Information given:
* * * *

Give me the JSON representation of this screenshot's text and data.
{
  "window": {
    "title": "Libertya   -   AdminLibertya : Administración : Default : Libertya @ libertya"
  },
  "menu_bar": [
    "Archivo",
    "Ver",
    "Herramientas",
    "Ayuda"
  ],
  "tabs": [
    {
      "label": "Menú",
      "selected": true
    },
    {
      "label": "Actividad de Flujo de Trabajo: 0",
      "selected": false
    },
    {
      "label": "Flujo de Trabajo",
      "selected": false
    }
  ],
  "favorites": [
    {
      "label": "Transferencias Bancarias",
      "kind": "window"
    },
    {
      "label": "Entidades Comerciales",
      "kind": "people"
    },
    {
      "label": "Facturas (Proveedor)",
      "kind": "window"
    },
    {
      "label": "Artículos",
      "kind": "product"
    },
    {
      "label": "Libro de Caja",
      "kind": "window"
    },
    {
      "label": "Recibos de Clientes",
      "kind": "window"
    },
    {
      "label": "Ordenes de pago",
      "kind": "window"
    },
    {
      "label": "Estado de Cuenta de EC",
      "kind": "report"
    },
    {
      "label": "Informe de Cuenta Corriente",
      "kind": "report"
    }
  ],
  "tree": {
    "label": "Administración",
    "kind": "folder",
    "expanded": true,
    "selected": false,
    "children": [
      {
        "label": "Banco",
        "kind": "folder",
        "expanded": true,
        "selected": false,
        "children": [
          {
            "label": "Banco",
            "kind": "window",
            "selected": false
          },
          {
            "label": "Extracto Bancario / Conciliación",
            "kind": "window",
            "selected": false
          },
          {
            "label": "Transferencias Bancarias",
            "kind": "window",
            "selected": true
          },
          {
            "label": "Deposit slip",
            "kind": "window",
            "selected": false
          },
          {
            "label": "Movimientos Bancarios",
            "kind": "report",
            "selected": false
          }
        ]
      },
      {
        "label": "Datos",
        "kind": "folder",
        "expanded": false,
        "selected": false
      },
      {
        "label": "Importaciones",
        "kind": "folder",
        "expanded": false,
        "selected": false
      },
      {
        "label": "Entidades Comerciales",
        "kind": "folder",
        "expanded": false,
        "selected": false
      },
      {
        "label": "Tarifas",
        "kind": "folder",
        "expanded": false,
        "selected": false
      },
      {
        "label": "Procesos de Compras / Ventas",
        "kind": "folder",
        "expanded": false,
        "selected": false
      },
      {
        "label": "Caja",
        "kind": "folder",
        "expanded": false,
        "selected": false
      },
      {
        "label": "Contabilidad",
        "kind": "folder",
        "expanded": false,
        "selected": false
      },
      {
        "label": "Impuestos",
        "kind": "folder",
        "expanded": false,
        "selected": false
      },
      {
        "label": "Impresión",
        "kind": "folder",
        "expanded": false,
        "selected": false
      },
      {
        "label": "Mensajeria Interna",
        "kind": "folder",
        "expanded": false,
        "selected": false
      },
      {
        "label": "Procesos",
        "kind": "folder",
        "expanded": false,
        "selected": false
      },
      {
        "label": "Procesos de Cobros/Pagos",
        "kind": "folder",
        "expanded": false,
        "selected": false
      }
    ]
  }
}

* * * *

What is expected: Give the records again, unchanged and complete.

Task response:
Give me the JSON representation of this screenshot's text and data.
{
  "window": {
    "title": "Libertya   -   AdminLibertya : Administración : Default : Libertya @ libertya"
  },
  "menu_bar": [
    "Archivo",
    "Ver",
    "Herramientas",
    "Ayuda"
  ],
  "tabs": [
    {
      "label": "Menú",
      "selected": true
    },
    {
      "label": "Actividad de Flujo de Trabajo: 0",
      "selected": false
    },
    {
      "label": "Flujo de Trabajo",
      "selected": false
    }
  ],
  "favorites": [
    {
      "label": "Transferencias Bancarias",
      "kind": "window"
    },
    {
      "label": "Entidades Comerciales",
      "kind": "people"
    },
    {
      "label": "Facturas (Proveedor)",
      "kind": "window"
    },
    {
      "label": "Artículos",
      "kind": "product"
    },
    {
      "label": "Libro de Caja",
      "kind": "window"
    },
    {
      "label": "Recibos de Clientes",
      "kind": "window"
    },
    {
      "label": "Ordenes de pago",
      "kind": "window"
    },
    {
      "label": "Estado de Cuenta de EC",
      "kind": "report"
    },
    {
      "label": "Informe de Cuenta Corriente",
      "kind": "report"
    }
  ],
  "tree": {
    "label": "Administración",
    "kind": "folder",
    "expanded": true,
    "selected": false,
    "children": [
      {
        "label": "Banco",
        "kind": "folder",
        "expanded": true,
        "selected": false,
        "children": [
          {
            "label": "Banco",
            "kind": "window",
            "selected": false
          },
          {
            "label": "Extracto Bancario / Conciliación",
            "kind": "window",
            "selected": false
          },
          {
            "label": "Transferencias Bancarias",
            "kind": "window",
            "selected": true
          },
          {
            "label": "Deposit slip",
            "kind": "window",
            "selected": false
          },
          {
            "label": "Movimientos Bancarios",
            "kind": "report",
            "selected": false
          }
        ]
      },
      {
        "label": "Datos",
        "kind": "folder",
        "expanded": false,
        "selected": false
      },
      {
        "label": "Importaciones",
        "kind": "folder",
        "expanded": false,
        "selected": false
      },
      {
        "label": "Entidades Comerciales",
        "kind": "folder",
        "expanded": false,
        "selected": false
      },
      {
        "label": "Tarifas",
        "kind": "folder",
        "expanded": false,
        "selected": false
      },
      {
        "label": "Procesos de Compras / Ventas",
        "kind": "folder",
        "expanded": false,
        "selected": false
      },
      {
        "label": "Caja",
        "kind": "folder",
        "expanded": false,
        "selected": false
      },
      {
        "label": "Contabilidad",
        "kind": "folder",
        "expanded": false,
        "selected": false
      },
      {
        "label": "Impuestos",
        "kind": "folder",
        "expanded": false,
        "selected": false
      },
      {
        "label": "Impresión",
        "kind": "folder",
        "expanded": false,
        "selected": false
      },
      {
        "label": "Mensajeria Interna",
        "kind": "folder",
        "expanded": false,
        "selected": false
      },
      {
        "label": "Procesos",
        "kind": "folder",
        "expanded": false,
        "selected": false
      },
      {
        "label": "Procesos de Cobros/Pagos",
        "kind": "folder",
        "expanded": false,
        "selected": false
      }
    ]
  }
}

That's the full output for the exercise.